Even during a pandemic, the constant flow of new building designs and concepts doesn’t stop. From high-concept ideas to schemes that will soon become a reality, we look at some of most notable new projects to be unveiled this month
The winner of a competition to design an innovation centre for companies in the health and life sciences industries, Forskaren is designed with the highest possible sustainability standards in mind. Pursuing LEED Platinum certification, the 24,000m2 building makes considerable use of natural light and materials, with a dynamic façade of wooden slats to provide natural shading. It also uses features rooftop solar panels. ”Forskaren is a very ambitious project,” said Jan Ammundsen, partner in charge and senior partner at 3XN. ”The building will serve as a landmark of its central location, where it will interact with the city and create new collaborative environments. In addition, sustainability is front and center and the building will provide optimal daylight, social zones and green settings for those working within.”
Image courtesy of 3XN
Rub’ Al Khali, Saudi Arabia
An entry for the Desert Resort Competition, this design by X-Architects takes on the challenging desert environment to create a luxury resort amidst the Rub’ Al Khali, a sand sea dotted with salt flats. A series of villas, like the one pictured, take inspiration from the native desert rose, while other structures are designed to blend into the surrounding dunes, providing shading and protection from the harsh environment. A white spa ‘carpet’ carved out of salt also provides a healing environment, with a series of walls offering shading and delineation. The result is what X-Architects describes as “a constellation of architecture strategically placed on the vast terrain”, providing an ethereal and varying project across the 240,000 sqm site.
Image courtesy of Vyonyx
North West Museum and Art Gallery
Burnie, Tasmania, Australia
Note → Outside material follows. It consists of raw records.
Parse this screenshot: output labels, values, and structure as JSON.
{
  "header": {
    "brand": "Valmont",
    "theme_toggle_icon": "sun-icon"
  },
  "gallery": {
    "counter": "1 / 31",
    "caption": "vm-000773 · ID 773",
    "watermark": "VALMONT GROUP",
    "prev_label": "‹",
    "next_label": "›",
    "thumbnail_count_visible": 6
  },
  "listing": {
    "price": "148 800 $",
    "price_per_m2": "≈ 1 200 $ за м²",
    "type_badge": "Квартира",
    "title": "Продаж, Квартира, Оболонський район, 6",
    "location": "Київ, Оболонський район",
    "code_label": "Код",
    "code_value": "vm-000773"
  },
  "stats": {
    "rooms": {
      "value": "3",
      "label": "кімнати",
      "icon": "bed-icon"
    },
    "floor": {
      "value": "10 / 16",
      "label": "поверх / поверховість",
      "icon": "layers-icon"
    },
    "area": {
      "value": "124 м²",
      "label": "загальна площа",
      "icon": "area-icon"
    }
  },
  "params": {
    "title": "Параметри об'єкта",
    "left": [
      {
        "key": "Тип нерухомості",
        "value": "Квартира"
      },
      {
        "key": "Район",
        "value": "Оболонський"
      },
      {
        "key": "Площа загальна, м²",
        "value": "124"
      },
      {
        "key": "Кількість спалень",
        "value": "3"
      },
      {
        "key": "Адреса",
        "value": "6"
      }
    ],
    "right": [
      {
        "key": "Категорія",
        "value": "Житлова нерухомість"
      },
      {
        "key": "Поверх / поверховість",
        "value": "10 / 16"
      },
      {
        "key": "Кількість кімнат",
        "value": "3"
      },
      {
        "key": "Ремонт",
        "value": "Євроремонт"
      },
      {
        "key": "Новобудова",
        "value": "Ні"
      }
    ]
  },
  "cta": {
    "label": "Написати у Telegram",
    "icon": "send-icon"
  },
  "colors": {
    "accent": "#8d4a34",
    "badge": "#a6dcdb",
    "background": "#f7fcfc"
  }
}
Set to be the new home of Burnie’s Regional Art Gallery and Museum, this project is designed to reflect the natural environment, communities, heritage and history. The structure itself is intended to attract visitors as much as the exhibits it contains, with a form inspired by the rugged coastline of North West Tasmania. It features gallery space, back-of-house facilities and storage set over four stories, with an urban room on the ground floor to invite visitors in. Sliced through the structure are landscaped keyhole spaces that provide views from within the gallery while reflecting the rainforests found in the area. The project is currently on hold due to Covid-19, but is set to resume at some point in the future.
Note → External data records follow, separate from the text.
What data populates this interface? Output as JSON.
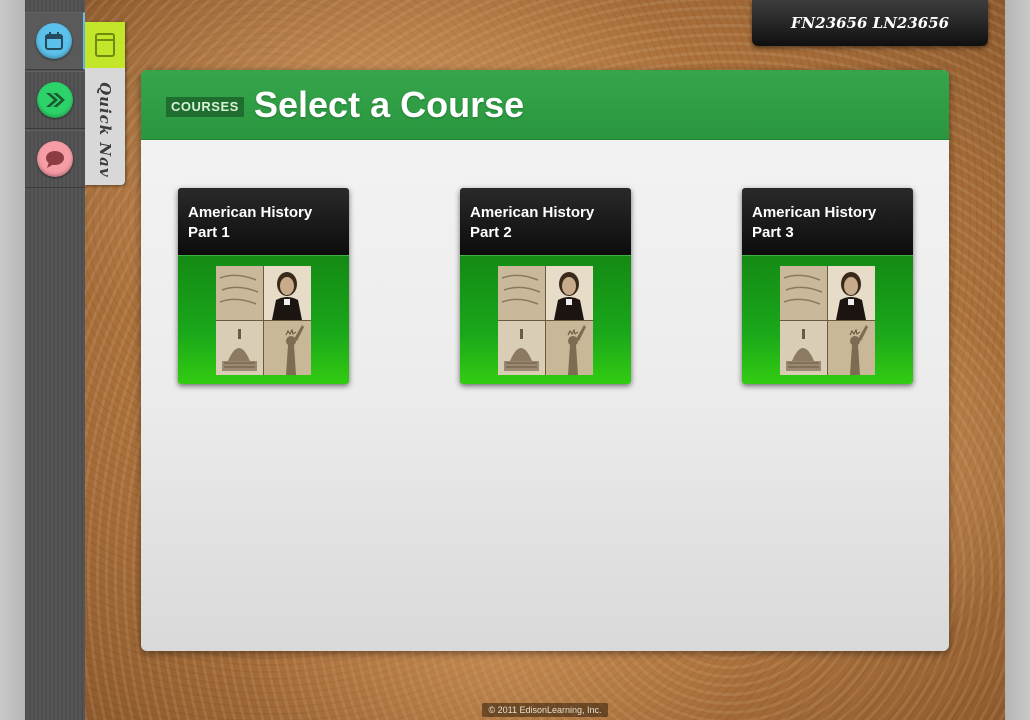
{
  "user": {
    "name": "FN23656 LN23656"
  },
  "sidebar": {
    "items": [
      {
        "icon": "calendar-icon",
        "color": "#5bc0ea",
        "active": true
      },
      {
        "icon": "double-chevron-right-icon",
        "color": "#2dd36a",
        "active": false
      },
      {
        "icon": "chat-bubble-icon",
        "color": "#f59ca4",
        "active": false
      }
    ]
  },
  "quick_nav": {
    "label": "Quick Nav",
    "icon": "book-icon",
    "accent": "#c3e62b"
  },
  "panel": {
    "badge": "COURSES",
    "title": "Select a Course",
    "header_color": "#2e9e45"
  },
  "courses": [
    {
      "title": "American History Part 1",
      "image": "american-history-collage"
    },
    {
      "title": "American History Part 2",
      "image": "american-history-collage"
    },
    {
      "title": "American History Part 3",
      "image": "american-history-collage"
    }
  ],
  "footer": {
    "copyright": "© 2011 EdisonLearning, Inc."
  }
}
Image courtesy of Terroir
Pernod Ricard Malt Whisky Distillery
Emeishan, Sichuan, China
Set to become the home for China’s first whisky, the Pernod Ricard Malt Whisky Distillery draws inspiration from both the whisky making process and the surrounding landscape. Positioned in the UNESCO World Heritage Site of Emeishan, the scheme draws from the spirituality and tranquility of the surrounding area. Surrounded on three sides by Liu Creek, and offering a direct vista of the Emei mountain, the scheme incorporates this relationship with the landscape into the design contrasting it with the industry of the production. Neri&Hu describes it as embodying “the essentially Chinese concept of the dichotomy of two elements that exist in opposition yet complement each other”.
Image courtesy of Neri&Hu
Architects: Marshall Blecher & Studio Fokstrot
Designed to inject “wilderness and whimsy” into the city of Copenhagen, this series of floating islands is intended to add a new aspect to the urban space. Designed for use by fishermen, stargazers, swimmers and boaters, the islands form a “parkipelago” that will be constructed using traditional wooden boat building techniques in the nearby boatbuilding yards. It will also provide an additional environment for wildlife, with grasses, plants and trees providing habitats for insects and birds, while anchor points below the water level will support seaweed, mollusks and fish.
Image courtesy of MIR